Gerwyn Davies, public policy adviser at the CIPD, said: "News that net migration has increased comes as no surprise given the recent rise in the number of EU workers in employment in the UK, which is overshadowing a sharp fall in the number from outside the EU.

"While there are many drivers at play, it is no coincidence that this trend has coincided with the introduction of the temporary cap on non-EU workers, which seems to have opened up more opportunities for EU workers.
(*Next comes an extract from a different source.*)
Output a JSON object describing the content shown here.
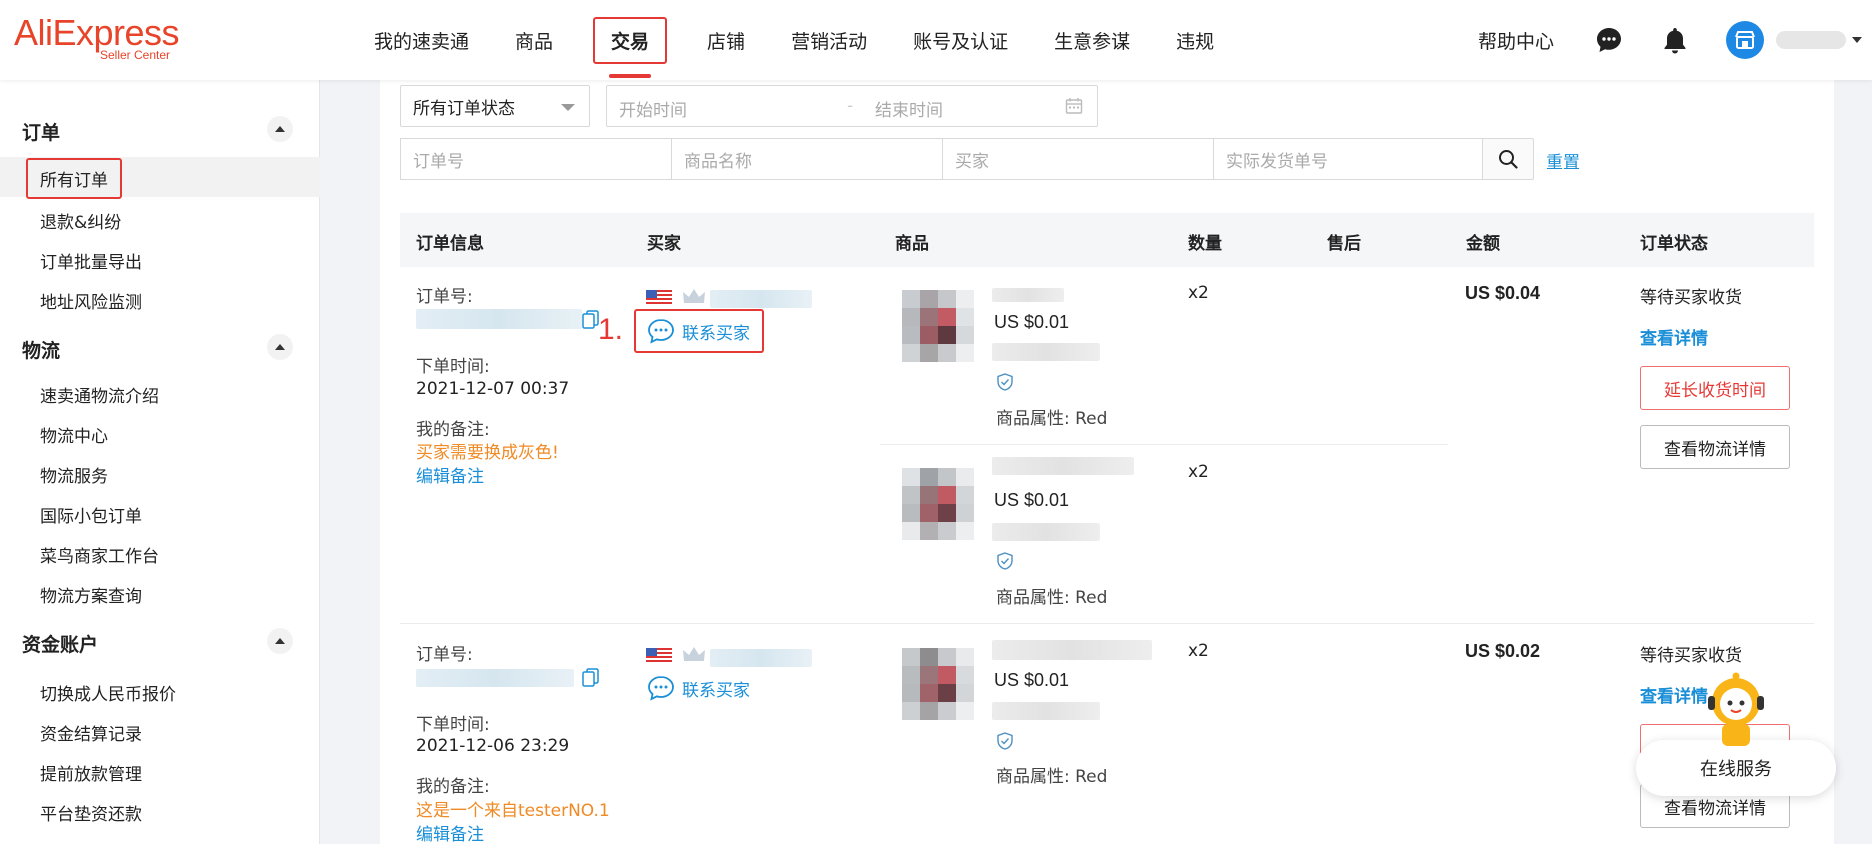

This is consistent with employers who have said that they would look to the EU to recruit workers to fill vacancies that are sometimes difficult to fill, in response to the cap on non-EU migrant workers."

The latest figures from the CIPD's Labour Force Survey show the number of EU 14 nationals in employment has risen by 12% during the past year, while the number of EU 8 nationals has increased by 25%.

In contrast, the number of people in employment from New Zealand and Australia has fallen by more than a third, while the number of people in employment from USA has fallen by more than 10%. The number of UK nationals in employment has increased by 0.7%.

Davies added: "The figures offer further evidence that keeping out skilled non-EU workers won't help unemployed people in the UK in the near term, given the recent rise in the number of EU workers who - it should be stressed - have unlimited access to the UK labour market. It could however have real and negative consequences for both business and public sector organisations".